TASK TO CARRY OUT
Could you output the whole listing exactly as it stands, minus any images?

PROVIDED MATERIAL
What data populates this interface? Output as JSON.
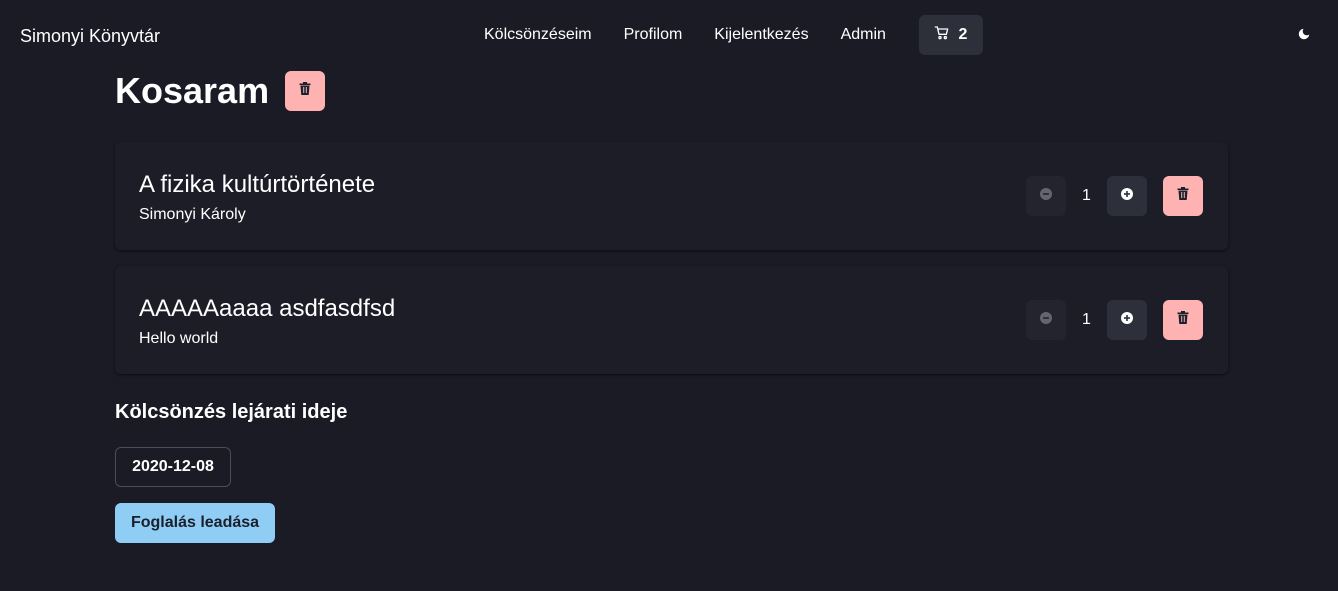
{
  "nav": {
    "brand": "Simonyi Könyvtár",
    "links": [
      "Kölcsönzéseim",
      "Profilom",
      "Kijelentkezés",
      "Admin"
    ],
    "cart_count": "2"
  },
  "page": {
    "title": "Kosaram"
  },
  "cart": {
    "items": [
      {
        "title": "A fizika kultúrtörténete",
        "author": "Simonyi Károly",
        "quantity": "1"
      },
      {
        "title": "AAAAAaaaa asdfasdfsd",
        "author": "Hello world",
        "quantity": "1"
      }
    ]
  },
  "due_date": {
    "label": "Kölcsönzés lejárati ideje",
    "value": "2020-12-08"
  },
  "submit": {
    "label": "Foglalás leadása"
  },
  "icons": {
    "cart": "cart-icon",
    "moon": "moon-icon",
    "trash": "trash-icon",
    "minus": "minus-circle-icon",
    "plus": "plus-circle-icon"
  },
  "colors": {
    "background": "#1a1b25",
    "danger": "#feb2b2",
    "primary": "#90cdf4",
    "button": "#2d2f3a"
  }
}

SOLUTION TO THIS PROBLEM
What data populates this interface? Output as JSON.
{
  "nav": {
    "brand": "Simonyi Könyvtár",
    "links": [
      "Kölcsönzéseim",
      "Profilom",
      "Kijelentkezés",
      "Admin"
    ],
    "cart_count": "2"
  },
  "page": {
    "title": "Kosaram"
  },
  "cart": {
    "items": [
      {
        "title": "A fizika kultúrtörténete",
        "author": "Simonyi Károly",
        "quantity": "1"
      },
      {
        "title": "AAAAAaaaa asdfasdfsd",
        "author": "Hello world",
        "quantity": "1"
      }
    ]
  },
  "due_date": {
    "label": "Kölcsönzés lejárati ideje",
    "value": "2020-12-08"
  },
  "submit": {
    "label": "Foglalás leadása"
  },
  "icons": {
    "cart": "cart-icon",
    "moon": "moon-icon",
    "trash": "trash-icon",
    "minus": "minus-circle-icon",
    "plus": "plus-circle-icon"
  },
  "colors": {
    "background": "#1a1b25",
    "danger": "#feb2b2",
    "primary": "#90cdf4",
    "button": "#2d2f3a"
  }
}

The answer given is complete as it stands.